Use access key #2 to skip to page content.

Why I'm buying biopharma crap.

Recs

26

June 20, 2013 – Comments (6) | RELATED TICKERS: CMXI , MSTX , PTN

Lately it seems that most of the stocks in my database have become overpriced relative to historical valuations. Some might consider these prices justified based on the merits of the individual companies or macro economic factors affecting the biopharma sector. They may be correct, but I have to consider at least the possibility of a developing bubble and limit my exposure. This leaves me a few options regarding my remaining cash reserves.

1. Keep it in cash and stay on the sidelines. Very wise for a retirement strategy but the whole point of my biopharma concentration is to get wealthy before retirement. Cash isn't going to get me there.

2. Short stocks. I've started doing this with mixed results so far. Being deep under water on Acadia has negated my gains on the other five stocks I've shorted.

3. Diversify into cheap spec stocks that have a good chance of going to zero but can also become multibaggers. I've always hated this strategy because it attracts the lowest common denominator of traders who have zero objectivity, do minimal DD, and believe everything management says. In a word, suckers. On the other hand, there are ways for a trader with experience in the sector to optimize his chances of picking a winner rather than going to zero.

No matter how bloated valuations get in the biopharma sectors, there will always be sub-dollar stocks that are existing under the radar. With that in mind, I've recently taken significant positions in Palatin, Mast, and Cytomedix. What I look for in these companies is cash and catalysts. Reverse splits, dilution, and stagnation are death for this strategy. In general, the best time to buy is on a stiff decline after a financing with a defined catalyst within a year's time.

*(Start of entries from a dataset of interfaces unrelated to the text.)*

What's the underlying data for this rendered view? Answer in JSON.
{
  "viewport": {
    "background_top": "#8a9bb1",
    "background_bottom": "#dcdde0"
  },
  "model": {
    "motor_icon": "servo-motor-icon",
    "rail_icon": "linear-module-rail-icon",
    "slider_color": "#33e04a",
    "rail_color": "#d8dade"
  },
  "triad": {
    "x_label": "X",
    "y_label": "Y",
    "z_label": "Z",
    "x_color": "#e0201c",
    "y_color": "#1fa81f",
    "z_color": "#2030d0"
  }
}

In the case of Cytomedix, a nasty dilutive financing drove the stock down from the 0.70 range to the 0.50 range but the company had 7M in cash as of the end of Q1 and commitments for another 18M which should prevent another sharp decline before the end of the year. Meanwhile, the first interim analysis in the RECOVER-Stroke trial will take place in the near future and barring any nasty surprises may draw some stem cell hypers back to the stock. Topline data is expected in H1 2014.

Keep in mind that I believe the late stage trials in progress for all the companies I have mentioned will fail. Because the stocks trade in the pennies and at low volumes, someone will have to draw attention to the upcoming catalysts to create a run. That person won't be me. I might bet on hype and manipulation, but I won't have any hand in creating it.

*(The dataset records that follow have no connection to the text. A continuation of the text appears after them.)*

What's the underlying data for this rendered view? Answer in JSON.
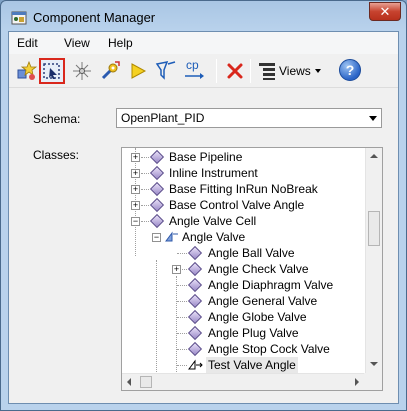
{
  "window": {
    "title": "Component Manager",
    "close_glyph": "✕"
  },
  "menu": {
    "items": [
      "Edit",
      "View",
      "Help"
    ]
  },
  "toolbar": {
    "buttons": [
      "new-class-icon",
      "select-icon",
      "sparkle-icon",
      "wrench-icon",
      "play-icon",
      "filter-icon",
      "copy-icon",
      "delete-icon"
    ],
    "copy_label": "cp",
    "views_label": "Views",
    "help_glyph": "?"
  },
  "schema": {
    "label": "Schema:",
    "value": "OpenPlant_PID"
  },
  "classes": {
    "label": "Classes:",
    "rows": [
      {
        "text": "Base Pipeline"
      },
      {
        "text": "Inline Instrument"
      },
      {
        "text": "Base Fitting InRun NoBreak"
      },
      {
        "text": "Base Control Valve Angle"
      },
      {
        "text": "Angle Valve Cell"
      },
      {
        "text": "Angle Valve"
      },
      {
        "text": "Angle Ball Valve"
      },
      {
        "text": "Angle Check Valve"
      },
      {
        "text": "Angle Diaphragm Valve"
      },
      {
        "text": "Angle General Valve"
      },
      {
        "text": "Angle Globe Valve"
      },
      {
        "text": "Angle Plug Valve"
      },
      {
        "text": "Angle Stop Cock Valve"
      },
      {
        "text": "Test Valve Angle"
      }
    ]
  },
  "colors": {
    "selected_border": "#d9271c",
    "accent": "#2a64c7",
    "delete": "#d9271c"
  }
}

6 Comments – Post Your Own

#1) On June 21, 2013 at 1:58 AM, awallejr (81.55) wrote:

When dealing with biopharma in the end it is no guts no glory in my opinion.

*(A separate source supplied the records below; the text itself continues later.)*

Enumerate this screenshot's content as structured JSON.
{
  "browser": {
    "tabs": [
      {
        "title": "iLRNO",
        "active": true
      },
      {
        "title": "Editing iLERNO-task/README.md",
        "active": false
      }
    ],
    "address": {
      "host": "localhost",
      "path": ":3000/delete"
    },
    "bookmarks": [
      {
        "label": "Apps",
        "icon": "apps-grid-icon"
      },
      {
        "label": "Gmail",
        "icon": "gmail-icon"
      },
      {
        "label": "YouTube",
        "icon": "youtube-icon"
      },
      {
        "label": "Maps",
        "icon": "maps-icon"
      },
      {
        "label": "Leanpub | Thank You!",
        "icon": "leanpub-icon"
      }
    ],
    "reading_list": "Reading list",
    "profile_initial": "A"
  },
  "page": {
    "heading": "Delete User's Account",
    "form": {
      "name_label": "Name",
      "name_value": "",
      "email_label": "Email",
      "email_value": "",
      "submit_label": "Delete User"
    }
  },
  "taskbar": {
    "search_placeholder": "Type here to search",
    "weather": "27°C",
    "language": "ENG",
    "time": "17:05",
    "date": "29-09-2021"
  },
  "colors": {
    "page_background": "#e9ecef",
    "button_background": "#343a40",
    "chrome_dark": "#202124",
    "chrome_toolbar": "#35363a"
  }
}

Report this comment
#2) On June 23, 2013 at 3:41 AM, ikkyu2 (99.15) wrote:

Lots of luck.  I'd just as soon go bet the line in Vegas - at least someone will be bringing me drinks.

Report this comment
#3) On June 26, 2013 at 10:29 AM, Mega (99.96) wrote:

I gave you a rec for good luck, not because I agree with this.

Report this comment
#4) On July 19, 2013 at 5:27 PM, pchop123 (79.69) wrote:

On your point #3 - - investing in lower priced speculative stocks...  that has always been my forte.  Like you, I studied in the the sciences in college, so I approach lower priced stocks from an analytical perspective first, focusing on all the objective elements I can find.  My business background than enables me really separate out the wheat from the chaf, after that first step.  As an example, if you would like a stellar stock that is going to continue to make very substantial money this year, please check out ITKG.   I would be happy to give you some very saliant reasons why this is the case if you would like to contact me.  Best regards.  PCHOP123

Report this comment
#5) On November 07, 2013 at 11:40 AM, jcjb59 (< 20) wrote:

@zz and pchop123:  found cellceutix on my own.  New to biotech/pharma stocks but also have a background in science so am facinated with this area. But I really don't have a method to separate the wheat from the chaf.  I would really appreciate any advice either of you could give me.  I am behind on my retirement savings goal, read as much as I can, am mainly in "safe" stocks and also commodities, follow several newsletters...Thanks in advance

Jana

Report this comment
#6) On December 04, 2013 at 1:38 PM, OKwarrior (31.84) wrote:

You should run a screen for value stocks looking for companies w/  market cap < 100 M, (maybe even < 30 M), low debt/equity (<20%), and ideally NCAV < market cap.  There are not many out there right now, but biopharma is one of the few sectors w/ a few.  They are all a crap shoot, but the odds are in your favor if you are patient and you do your due diligence.  

Check out the management. The good ones were in big Pharma and left to join a startup. They will have a good deal of their own money in the company. Some will even have a covenant that future stock offerings will dilute their stock same as yours and mine.  My current FAV is ABIO (big winner today).

 Ben Graham called these "cigar butts". If you collect enough, sooner or later you get a big winner that covers all you other bets.

 

 

 

Report this comment

Featured Broker Partners


Advertisement